Leisa has thought a lot about the problem of high-drop out rates and low academic success among Native American students across the country. From her perspective, a big part of the problem is a shortage of Native American teachers, mentors, and counselors in the public school system.
“I always wished that there was at least one class at school that focused on Native American culture,” Leisa said. “I think that’s something a lot of students would get excited about. More Native American teachers would help pave the way for more success because Native American students would feel like they had someone they could relate to.”
Although Leisa is now preparing to enter college with over $100,000 in scholarship money, she said she knows there will still be challenges in her future. For starters, there will be the difficulties of getting along with new roommates, overcoming homesickness and learning to drive in the big city.
But more than that, Leisa also faces the rigors of adjusting to a tough academic schedule.
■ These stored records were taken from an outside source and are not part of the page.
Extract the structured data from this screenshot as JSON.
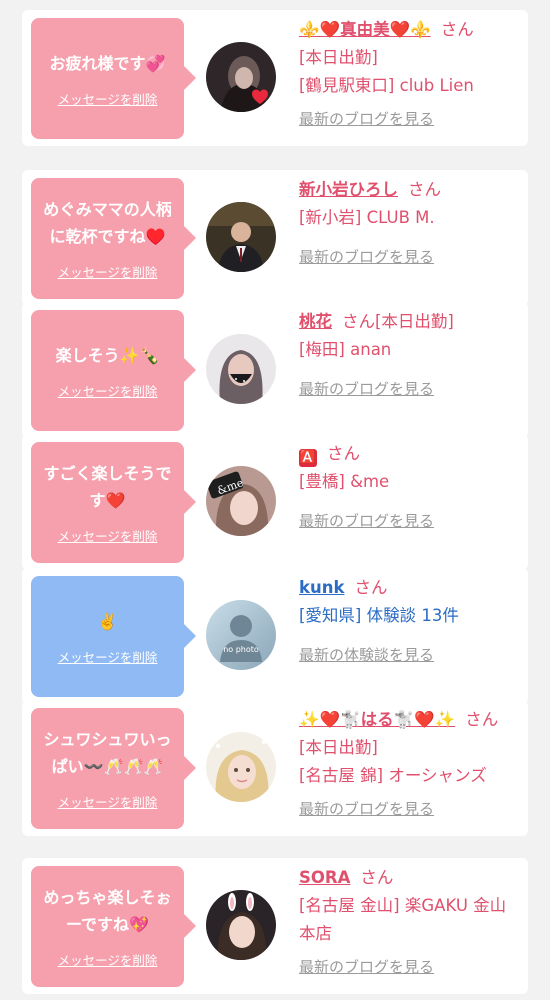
{
  "delete_label": "メッセージを削除",
  "san_label": "さん",
  "cards": [
    {
      "message": "お疲れ様です💞",
      "bubble_color": "pink",
      "avatar": "avatar-dark-hair-heart",
      "name": "⚜️❤️真由美❤️⚜️",
      "name_suffix": "",
      "status": "[本日出勤]",
      "location": "[鶴見駅東口] club Lien",
      "link": "最新のブログを見る"
    },
    {
      "message": "めぐみママの人柄\nに乾杯ですね♥️",
      "bubble_color": "pink",
      "avatar": "avatar-man-suit",
      "name": "新小岩ひろし",
      "name_suffix": "",
      "status": "",
      "location": "[新小岩] CLUB M.",
      "link": "最新のブログを見る"
    },
    {
      "message": "楽しそう✨🍾",
      "bubble_color": "pink",
      "avatar": "avatar-woman-mask",
      "name": "桃花",
      "name_suffix": "[本日出勤]",
      "status": "",
      "location": "[梅田] anan",
      "link": "最新のブログを見る"
    },
    {
      "message": "すごく楽しそうで\nす❤️",
      "bubble_color": "pink",
      "avatar": "avatar-andme-logo",
      "name": "🅰️",
      "name_suffix": "",
      "status": "",
      "location": "[豊橋] &me",
      "link": "最新のブログを見る"
    },
    {
      "message": "✌️",
      "bubble_color": "blue",
      "avatar": "avatar-no-photo",
      "name": "kunk",
      "name_suffix": "",
      "status": "",
      "location": "[愛知県] 体験談 13件",
      "link": "最新の体験談を見る"
    },
    {
      "message": "シュワシュワいっ\nぱい〰️🥂🥂🥂",
      "bubble_color": "pink",
      "avatar": "avatar-blonde-woman",
      "name": "✨❤️🐩はる🐩❤️✨",
      "name_suffix": "",
      "status": "[本日出勤]",
      "location": "[名古屋 錦] オーシャンズ",
      "link": "最新のブログを見る"
    },
    {
      "message": "めっちゃ楽しそぉ\nーですね💖",
      "bubble_color": "pink",
      "avatar": "avatar-bunny-filter",
      "name": "SORA",
      "name_suffix": "",
      "status": "",
      "location": "[名古屋 金山] 楽GAKU 金山本店",
      "link": "最新のブログを見る"
    }
  ],
  "colors": {
    "background": "#f2f2f2",
    "card": "#ffffff",
    "bubble_pink": "#f6a0ad",
    "bubble_blue": "#8fbaf3",
    "name_pink": "#e0506d",
    "name_blue": "#2b6cc4",
    "link_gray": "#9a9a9a"
  }
}
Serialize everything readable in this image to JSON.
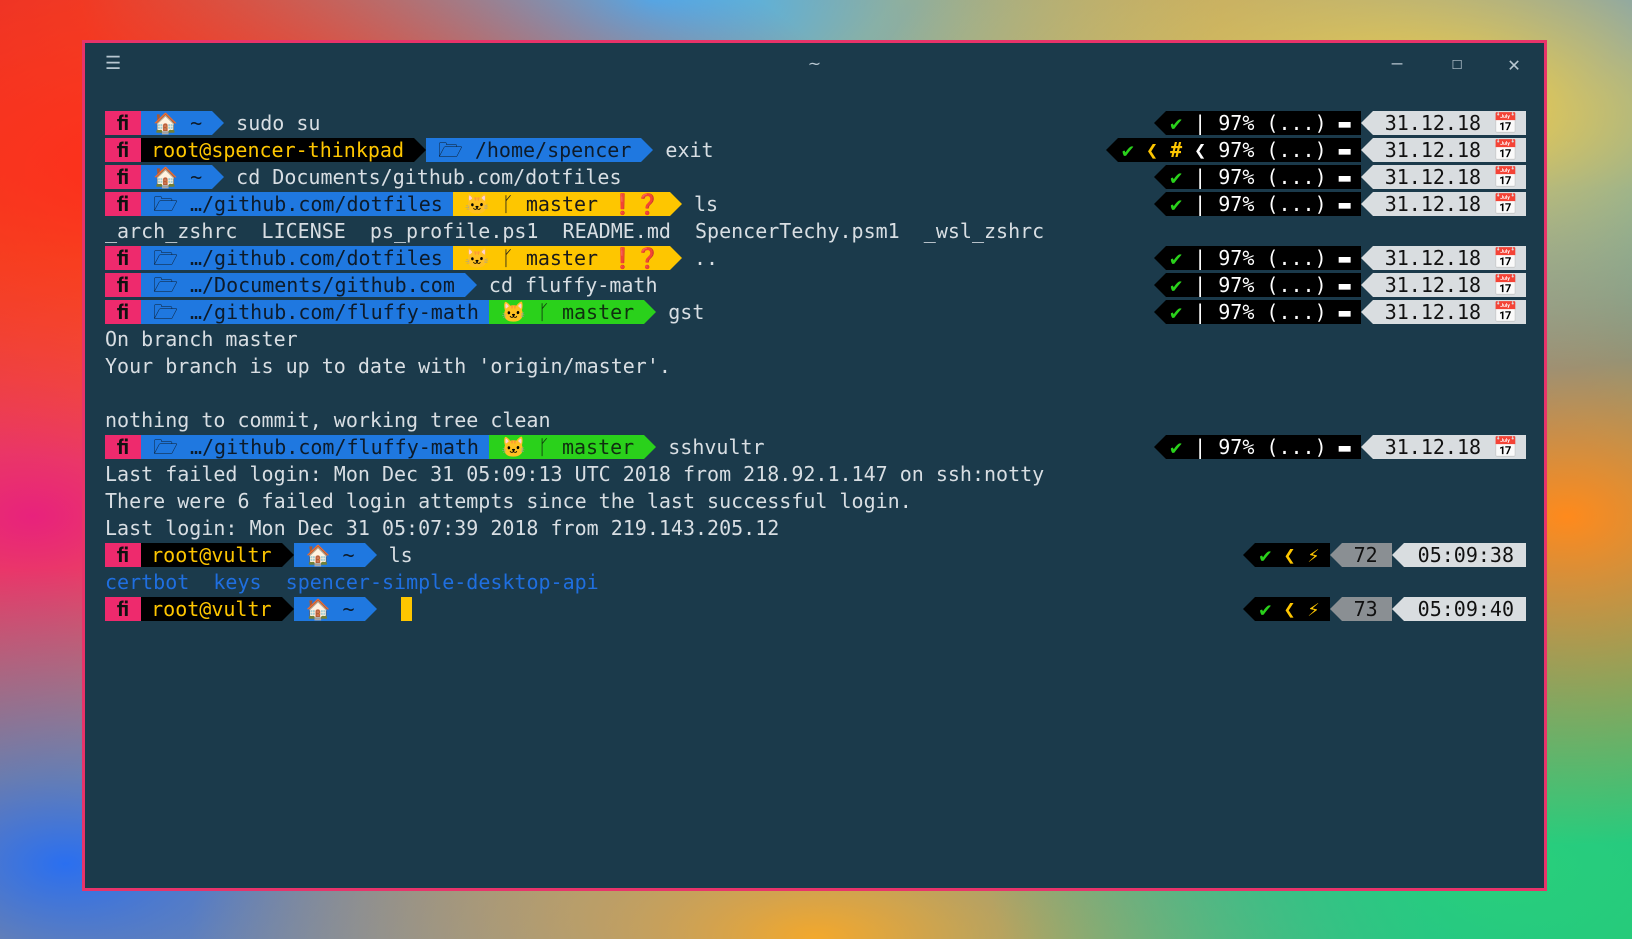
{
  "window": {
    "title": "~",
    "menu_icon": "hamburger-icon",
    "minimize": "—",
    "maximize": "☐",
    "close": "✕"
  },
  "glyphs": {
    "os": "ﬁ",
    "home": "🏠",
    "folder": "🗁",
    "cat": "🐱",
    "branch": "ᚴ",
    "bang": "❗",
    "question": "❓",
    "check": "✔",
    "chev": "❮",
    "bolt": "⚡",
    "battery": "▬",
    "calendar": "📅"
  },
  "lines": [
    {
      "prompt": {
        "path": "~",
        "command": "sudo su"
      }
    },
    {
      "prompt": {
        "user": "root@spencer-thinkpad",
        "path": "/home/spencer",
        "command": "exit"
      }
    },
    {
      "prompt": {
        "path": "~",
        "command": "cd Documents/github.com/dotfiles"
      }
    },
    {
      "prompt": {
        "path": "…/github.com/dotfiles",
        "branch": "master",
        "command": "ls"
      }
    },
    {
      "output": "_arch_zshrc  LICENSE  ps_profile.ps1  README.md  SpencerTechy.psm1  _wsl_zshrc"
    },
    {
      "prompt": {
        "path": "…/github.com/dotfiles",
        "branch": "master",
        "command": ".."
      }
    },
    {
      "prompt": {
        "path": "…/Documents/github.com",
        "command": "cd fluffy-math"
      }
    },
    {
      "prompt": {
        "path": "…/github.com/fluffy-math",
        "branch": "master",
        "command": "gst"
      }
    },
    {
      "output": "On branch master"
    },
    {
      "output": "Your branch is up to date with 'origin/master'."
    },
    {
      "output": ""
    },
    {
      "output": "nothing to commit, working tree clean"
    },
    {
      "prompt": {
        "path": "…/github.com/fluffy-math",
        "branch": "master",
        "command": "sshvultr"
      }
    },
    {
      "output": "Last failed login: Mon Dec 31 05:09:13 UTC 2018 from 218.92.1.147 on ssh:notty"
    },
    {
      "output": "There were 6 failed login attempts since the last successful login."
    },
    {
      "output": "Last login: Mon Dec 31 05:07:39 2018 from 219.143.205.12"
    },
    {
      "prompt": {
        "user": "root@vultr",
        "path": "~",
        "command": "ls"
      }
    },
    {
      "ls_dirs": [
        "certbot",
        "keys",
        "spencer-simple-desktop-api"
      ]
    },
    {
      "prompt": {
        "user": "root@vultr",
        "path": "~",
        "command": ""
      }
    }
  ],
  "right_prompts": {
    "battery": "97%",
    "load": "(...)",
    "date": "31.12.18",
    "root_hash": "#",
    "vultr": [
      {
        "num": "72",
        "time": "05:09:38"
      },
      {
        "num": "73",
        "time": "05:09:40"
      }
    ]
  },
  "colors": {
    "background": "#1b3a4b",
    "os_segment": "#ee2a6d",
    "path_segment": "#1f78e0",
    "git_dirty": "#fec600",
    "git_clean": "#2ad11b",
    "window_border": "#e8336a"
  }
}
She wants to earn a nursing degree from Westminster, and eventually hopes to be able to attend medical school. Her reason for pursuing this path is simple: She wants to be able to use the skills she has gained to help her family.
“From the experiences I have had watching my parents struggle with pain, I decided that I wanted to do everything I could to some day be in a position to come up with a program that provides quality health care for low-income families,” Leisa said. “And I also want to be there for my grandparents when they get older and start needing some medical help.”
Although Leisa said her road to academic success has been rocky and long, it’s also helped her find the strength of character that she needed to succeed.
“If you work hard enough, you can find a way to rise above any challenge you face,” she said.
Leisa is the Grand-Daughter of Bret Hendricks, terminated Uinta, roll #171.